Please say how many lines in the records below contain the word "batch". Give the number and nothing more.

[Extracted records]
══════

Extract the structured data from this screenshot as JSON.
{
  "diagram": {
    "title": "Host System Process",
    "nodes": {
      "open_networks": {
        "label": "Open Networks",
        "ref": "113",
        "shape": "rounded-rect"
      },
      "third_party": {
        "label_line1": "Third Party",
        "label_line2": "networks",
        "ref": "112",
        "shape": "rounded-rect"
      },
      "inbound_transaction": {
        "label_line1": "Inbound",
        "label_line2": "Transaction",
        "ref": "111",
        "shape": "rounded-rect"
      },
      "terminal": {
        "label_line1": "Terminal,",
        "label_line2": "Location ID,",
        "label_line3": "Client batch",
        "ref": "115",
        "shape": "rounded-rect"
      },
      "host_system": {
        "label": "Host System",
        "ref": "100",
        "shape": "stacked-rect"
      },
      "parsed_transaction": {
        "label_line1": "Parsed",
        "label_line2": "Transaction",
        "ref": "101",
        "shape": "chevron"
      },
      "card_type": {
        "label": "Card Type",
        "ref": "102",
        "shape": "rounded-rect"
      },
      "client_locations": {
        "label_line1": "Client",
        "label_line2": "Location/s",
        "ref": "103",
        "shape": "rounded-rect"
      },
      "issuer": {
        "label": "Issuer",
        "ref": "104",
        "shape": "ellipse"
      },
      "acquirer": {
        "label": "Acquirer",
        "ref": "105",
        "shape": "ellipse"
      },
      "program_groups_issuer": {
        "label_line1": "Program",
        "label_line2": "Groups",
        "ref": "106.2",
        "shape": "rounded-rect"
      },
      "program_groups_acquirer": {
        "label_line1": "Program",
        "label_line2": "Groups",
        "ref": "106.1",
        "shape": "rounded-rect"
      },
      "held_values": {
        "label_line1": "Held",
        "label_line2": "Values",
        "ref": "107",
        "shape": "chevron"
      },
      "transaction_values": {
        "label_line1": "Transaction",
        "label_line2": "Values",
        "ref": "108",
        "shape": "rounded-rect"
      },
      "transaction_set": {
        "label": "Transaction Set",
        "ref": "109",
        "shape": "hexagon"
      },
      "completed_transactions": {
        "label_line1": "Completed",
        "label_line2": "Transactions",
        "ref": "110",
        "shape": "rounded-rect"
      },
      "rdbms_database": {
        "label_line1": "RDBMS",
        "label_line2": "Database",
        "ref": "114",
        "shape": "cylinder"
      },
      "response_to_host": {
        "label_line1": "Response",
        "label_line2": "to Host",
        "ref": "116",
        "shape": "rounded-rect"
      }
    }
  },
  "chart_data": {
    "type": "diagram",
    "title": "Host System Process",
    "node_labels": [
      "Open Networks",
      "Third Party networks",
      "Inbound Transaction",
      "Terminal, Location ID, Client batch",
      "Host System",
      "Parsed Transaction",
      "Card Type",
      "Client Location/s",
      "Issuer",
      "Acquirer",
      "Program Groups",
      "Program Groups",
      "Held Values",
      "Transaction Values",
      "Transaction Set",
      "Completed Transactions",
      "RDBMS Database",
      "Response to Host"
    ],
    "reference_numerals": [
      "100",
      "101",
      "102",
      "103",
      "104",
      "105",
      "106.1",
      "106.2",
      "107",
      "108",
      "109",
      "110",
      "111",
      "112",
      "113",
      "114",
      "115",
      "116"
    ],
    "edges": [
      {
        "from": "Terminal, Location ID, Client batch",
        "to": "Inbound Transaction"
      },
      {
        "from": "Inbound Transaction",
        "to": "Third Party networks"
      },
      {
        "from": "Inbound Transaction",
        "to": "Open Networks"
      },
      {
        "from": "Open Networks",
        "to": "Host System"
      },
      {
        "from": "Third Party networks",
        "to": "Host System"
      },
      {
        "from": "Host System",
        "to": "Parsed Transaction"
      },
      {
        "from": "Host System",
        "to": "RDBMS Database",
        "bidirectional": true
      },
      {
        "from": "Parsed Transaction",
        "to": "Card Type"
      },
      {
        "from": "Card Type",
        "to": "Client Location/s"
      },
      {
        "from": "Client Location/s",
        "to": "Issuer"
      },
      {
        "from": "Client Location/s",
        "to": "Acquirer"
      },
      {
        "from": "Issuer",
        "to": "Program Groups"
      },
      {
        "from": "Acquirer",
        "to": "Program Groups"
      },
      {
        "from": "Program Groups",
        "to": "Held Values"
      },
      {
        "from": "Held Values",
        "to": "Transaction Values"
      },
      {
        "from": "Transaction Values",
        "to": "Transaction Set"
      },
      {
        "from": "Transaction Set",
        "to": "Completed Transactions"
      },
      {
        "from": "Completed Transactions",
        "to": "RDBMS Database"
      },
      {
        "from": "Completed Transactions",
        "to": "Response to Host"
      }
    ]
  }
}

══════

Exercise answer: 3